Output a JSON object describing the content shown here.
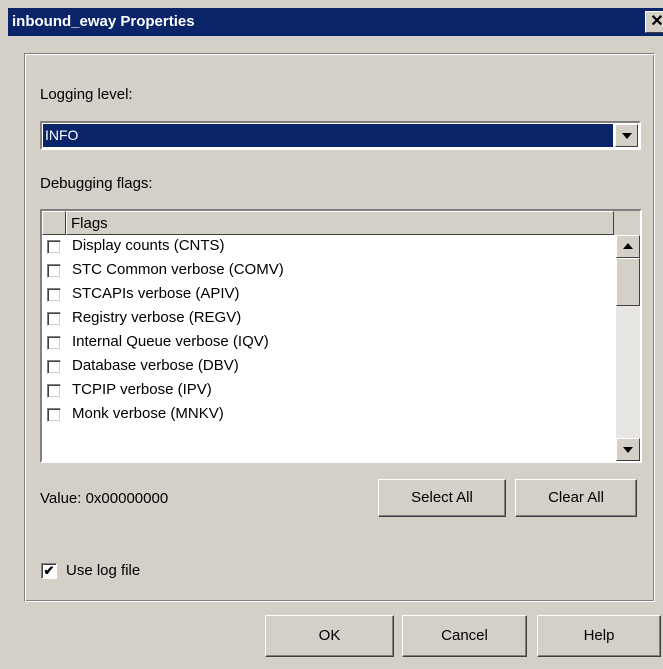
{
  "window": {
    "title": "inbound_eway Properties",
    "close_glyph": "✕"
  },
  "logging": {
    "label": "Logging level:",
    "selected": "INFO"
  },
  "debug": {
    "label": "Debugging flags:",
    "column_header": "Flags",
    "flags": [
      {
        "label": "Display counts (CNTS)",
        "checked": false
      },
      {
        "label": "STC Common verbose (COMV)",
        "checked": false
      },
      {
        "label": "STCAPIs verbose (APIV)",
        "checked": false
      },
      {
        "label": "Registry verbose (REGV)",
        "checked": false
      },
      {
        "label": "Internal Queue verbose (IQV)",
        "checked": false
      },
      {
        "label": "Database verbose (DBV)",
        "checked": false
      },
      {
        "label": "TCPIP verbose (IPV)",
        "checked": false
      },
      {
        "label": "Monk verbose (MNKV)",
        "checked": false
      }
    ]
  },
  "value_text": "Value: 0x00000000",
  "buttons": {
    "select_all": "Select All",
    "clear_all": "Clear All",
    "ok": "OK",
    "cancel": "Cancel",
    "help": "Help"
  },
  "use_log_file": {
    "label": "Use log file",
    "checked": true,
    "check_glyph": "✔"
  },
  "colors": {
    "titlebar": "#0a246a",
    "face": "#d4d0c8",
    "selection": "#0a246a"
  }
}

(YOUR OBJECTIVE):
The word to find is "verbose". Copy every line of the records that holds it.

(RESPONSE TO THE TASK):
        "label": "STC Common verbose (COMV)",
        "label": "STCAPIs verbose (APIV)",
        "label": "Registry verbose (REGV)",
        "label": "Internal Queue verbose (IQV)",
        "label": "Database verbose (DBV)",
        "label": "TCPIP verbose (IPV)",
        "label": "Monk verbose (MNKV)",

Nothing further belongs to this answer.